Conscription, the involuntary induction of selves into the service of the platform is a function of capture as its logic becomes social practice. Upload upload upload. But to where? And why, and what? The technological problem of capture becomes a bio-ware operation, a habit, most banal and potentially pernicious. A practice that is situated and valuable within a social framework of friends, families, fans and possible employers is in the broader sense of political economy a case of function creep. What starts off as friending, tweeting, and network building becomes the collection of inventory by hook or by crook, for Google, for Google.
The notion of agents in capture plays a particularly important part in conscription. First because as a metaphor, agents illustrate adoption of a posture or an affect that sees the social as if perched atop a hill, possessing potential energy that a mere click might transform into social capital that spans the digital and the flesh. The agent is a bridge or conduit between the online practice and the offline practice. The platform asks us “is it Tweetable?” Often the answer is, “yes! yes it is!”and off it goes. But it isn’t really that simple. If all the research on social network platforms should amount to any one general conclusion it is this: That through social media we perform a host of actions which are always in conversation with mores, norms, laws, rules computational and social. If the agent is a bridge, an agent cannot escape accountability outside platform, on the side with oxygen and norms.
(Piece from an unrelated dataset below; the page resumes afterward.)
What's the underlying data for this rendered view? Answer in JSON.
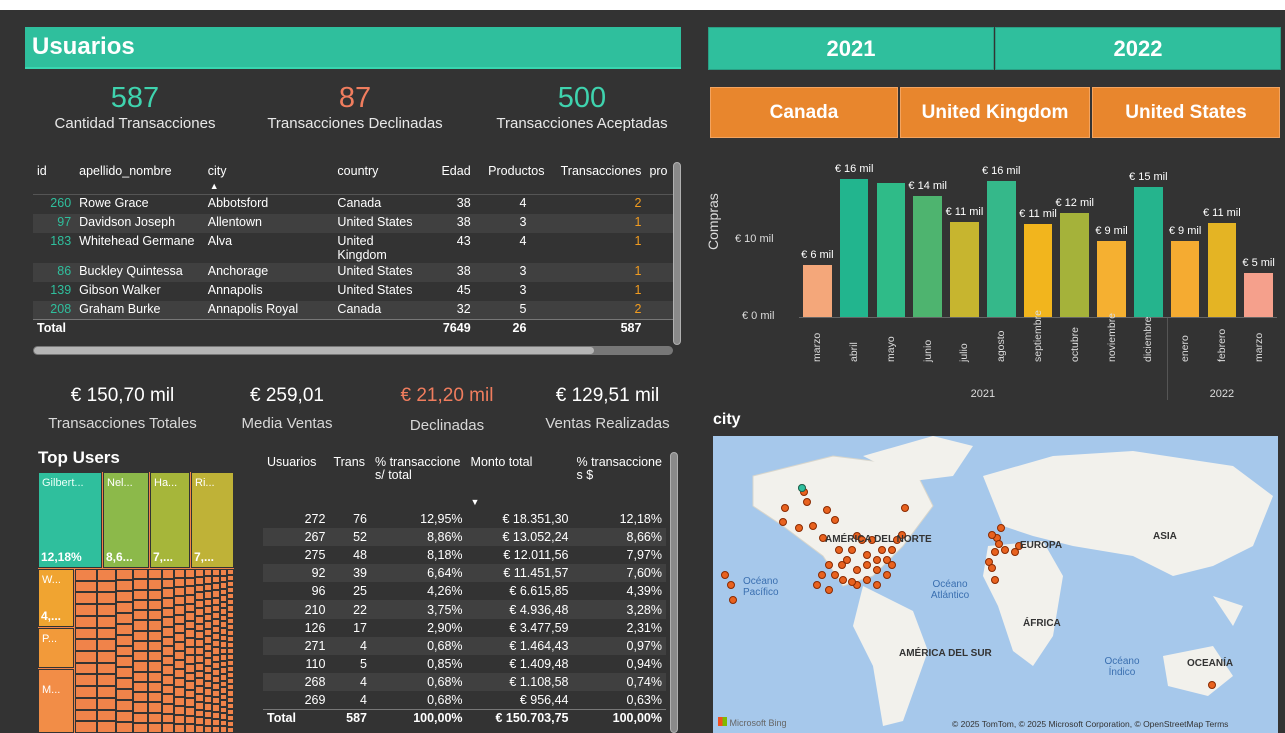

The trick in designing agents is not to have them ask themselves a question like, “is it Tweetable,” but to design practices in platform that bleed into the practice of lifeworlds making Tweetability or Facebooking (yes, my students use it as a verb) a given in all or most of social life.
It’s no wonder then that we are asking about privacy and what it means online, nagged by the feeling that whatever it is, it must be something new. Maybe a set of practices intimating multiple privacies or a commodity intimating an exchange relationship with our fellows and with social web platform owners. Ultimately we practice a new privacy, a new element of a shifting social order, which we must adopt or else the technological system and our mediated social network will fail. But privacy is not the only thing caught in the calculus of digital cultural production’s political economy. Identity, community, citizenship, participation; what is organic about us as human beings are all ready to be or already are: data, big data.
Conscription endangers agency and the place of our will in the interchange of information from us, about us. We feel it most when we discover that we’ve been aggregated by our cell phone carrier or when our images, emails or tags were collated and deeper knowledge about our selves is known. When collection of our incidental data, our mutterings and stuttering, are made big data through the algorithms that call into big data’s gaping cavernousness and draw from it echoes of selves we may not have otherwise known.